Although I hadn’t seen it at the time the photo was taken, I thought the marvelous sketch of the mosque made by the recently departed Mario Miranda provides an interesting point of artistic interpretation. It is taken from the book Inside Goa (1982) by Manohar Malgonkar with illustrations by Mario, and reproduced here with permission of the Mario Gallery. Mario’s work may be purchased online at http://www.mariodemiranda.com.
An array of flat-topped mountains, their snouts dipped in the fjord, punctuated by valleys is the signature sight of Iceland‘s Westfjords. This image of one such mountain, Hvestunúpur (531 m), was taken on Arnarfjörður.
A better appreciation of the scape can be had from the air, and such a view is seen below in an image taken from Iceland Road Atlas. The settlement of Bíldudalur (population 166) is in the foreground and Hvestunúpur is the second peak out. These valleys are collectively known by the name Ketildalir (Kettle valleys).

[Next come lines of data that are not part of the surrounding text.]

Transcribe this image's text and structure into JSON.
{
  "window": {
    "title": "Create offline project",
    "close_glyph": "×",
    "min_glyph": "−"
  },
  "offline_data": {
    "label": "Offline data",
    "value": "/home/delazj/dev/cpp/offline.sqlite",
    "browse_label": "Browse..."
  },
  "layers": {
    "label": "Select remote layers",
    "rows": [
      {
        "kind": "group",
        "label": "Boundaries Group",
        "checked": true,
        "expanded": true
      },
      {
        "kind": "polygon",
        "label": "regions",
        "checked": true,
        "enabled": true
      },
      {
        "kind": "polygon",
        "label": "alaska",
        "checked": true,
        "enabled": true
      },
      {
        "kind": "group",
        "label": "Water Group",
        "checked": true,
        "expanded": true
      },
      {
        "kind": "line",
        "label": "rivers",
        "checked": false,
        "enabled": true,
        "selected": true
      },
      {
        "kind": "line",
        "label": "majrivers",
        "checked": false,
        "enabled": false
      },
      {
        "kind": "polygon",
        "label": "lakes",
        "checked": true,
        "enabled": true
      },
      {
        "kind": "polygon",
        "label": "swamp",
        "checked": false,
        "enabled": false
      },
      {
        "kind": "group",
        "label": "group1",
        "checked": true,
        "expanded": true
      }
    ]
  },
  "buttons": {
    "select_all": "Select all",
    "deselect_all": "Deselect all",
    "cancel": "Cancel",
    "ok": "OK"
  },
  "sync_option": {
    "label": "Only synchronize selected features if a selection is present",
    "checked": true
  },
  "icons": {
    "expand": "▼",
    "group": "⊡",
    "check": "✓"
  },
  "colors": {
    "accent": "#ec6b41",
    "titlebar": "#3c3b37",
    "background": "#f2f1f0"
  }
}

Arabó is a tiny ward of the village of Dhargal on River Chapora in north Goa. The name, a Goanized form referring to “Arab,” furnishes a clue to its past. Arab merchants sailed here in their dhows in mediæval times trading goods with the locals. It is a blink-and-you-miss-it kind of place, a sleepy outlier not yet (thankfully!) listed on any map or travel brochure.

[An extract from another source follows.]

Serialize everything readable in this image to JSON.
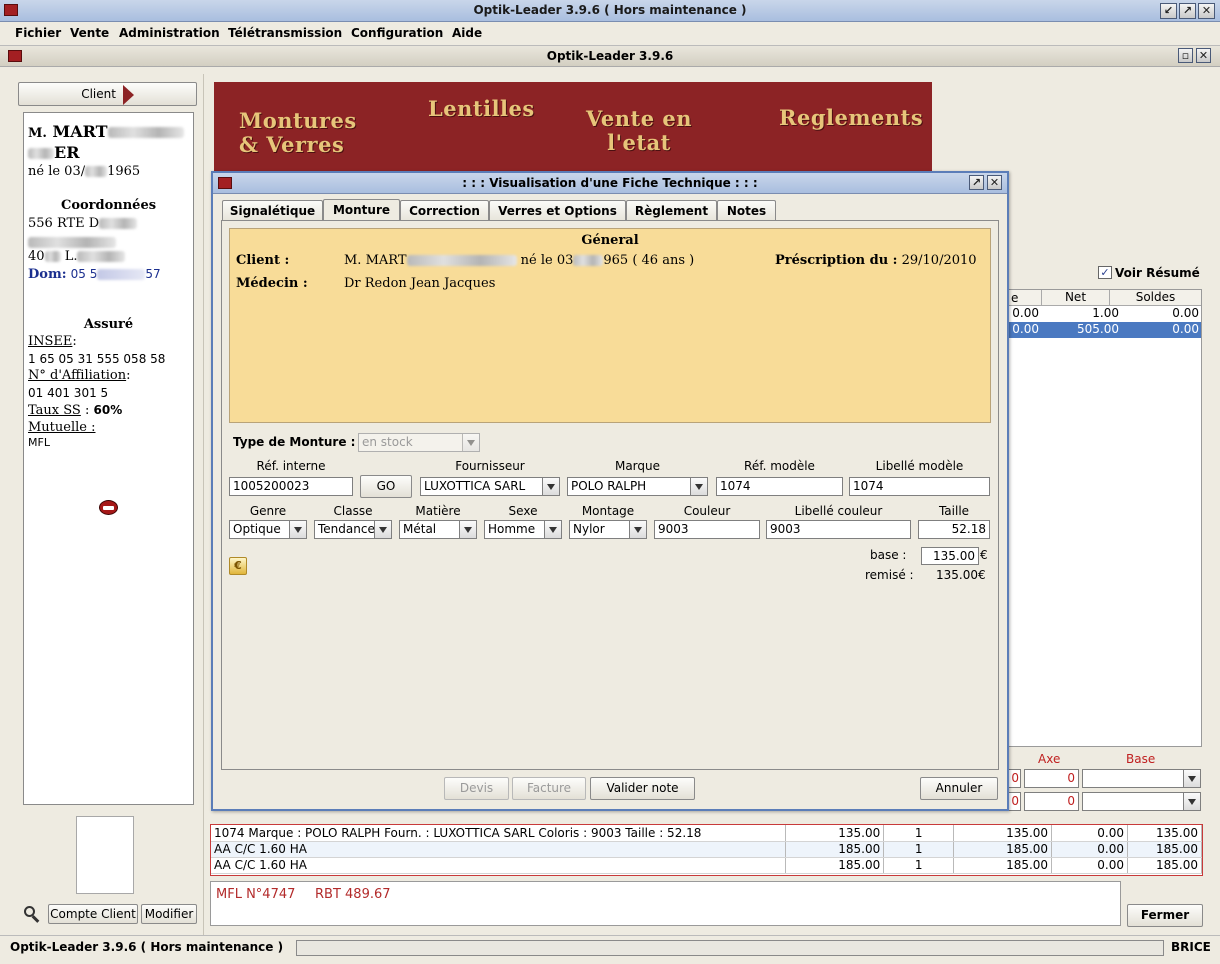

Arabó piques contemporary interest on at least two counts. One is the subject of this post – the Desai House, unique in the state. Arabó is also the birthplace of the great music composer, the late N. Datta (Datta Naik), whose collaboration with the poet Sahir Ludhianvi gave us many enduring film melodies (see the end of this post).
The Desais are among the earliest Gaud Saraswat Brahmin families of Goa, and were for some time feudatories to the Bhonsales of Sawantwadi. The Desai House presents an incongruous sight with its striking exterior of exposed laterite and turrets on either flank. The original house belonged to a Muslim merchant who sold it to the Desais. The structure seen today dates back to around 1890 when the Desais gave the house a makeover.

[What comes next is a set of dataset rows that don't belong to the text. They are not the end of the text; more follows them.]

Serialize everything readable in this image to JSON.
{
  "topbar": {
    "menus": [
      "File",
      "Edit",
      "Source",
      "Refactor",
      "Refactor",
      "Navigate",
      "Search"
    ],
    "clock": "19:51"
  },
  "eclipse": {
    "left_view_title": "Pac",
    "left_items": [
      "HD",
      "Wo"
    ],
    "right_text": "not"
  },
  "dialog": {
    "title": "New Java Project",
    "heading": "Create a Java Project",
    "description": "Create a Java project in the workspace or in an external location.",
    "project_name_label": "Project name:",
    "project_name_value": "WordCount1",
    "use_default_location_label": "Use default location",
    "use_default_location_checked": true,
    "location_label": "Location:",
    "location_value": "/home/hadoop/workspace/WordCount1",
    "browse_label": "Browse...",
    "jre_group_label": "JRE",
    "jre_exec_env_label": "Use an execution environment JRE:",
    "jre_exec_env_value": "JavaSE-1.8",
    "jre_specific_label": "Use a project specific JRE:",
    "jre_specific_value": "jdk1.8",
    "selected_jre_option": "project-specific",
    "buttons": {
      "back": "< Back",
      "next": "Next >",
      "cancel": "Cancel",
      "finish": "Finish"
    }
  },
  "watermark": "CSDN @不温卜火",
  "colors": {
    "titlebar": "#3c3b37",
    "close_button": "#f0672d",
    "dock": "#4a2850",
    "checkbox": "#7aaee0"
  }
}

These photographs were taken over a span of several years. During the occasion of Ganesh Chaturthi in 2007, I was invited by the Desais for a private tour of their home.
Notice the holes punched in the laterite to accommodate gun barrels.
The interior layout hews to a traditional Goan Hindu design with its characteristic Rajangan (quadrangle).
To this day the Desais accord space and reverence to the Islamic flagpole left behind by the earlier Muslim owner. Every year on the occasion of the Moharram festival, the local Muslims are guests of the Desai family.
This sketch, reproduced in Ethnography of Goa, Daman and Diu by A.B. de Bragança Pereira (Penguin Group, 2008), depicts the original house. The tree is still there (see first image above).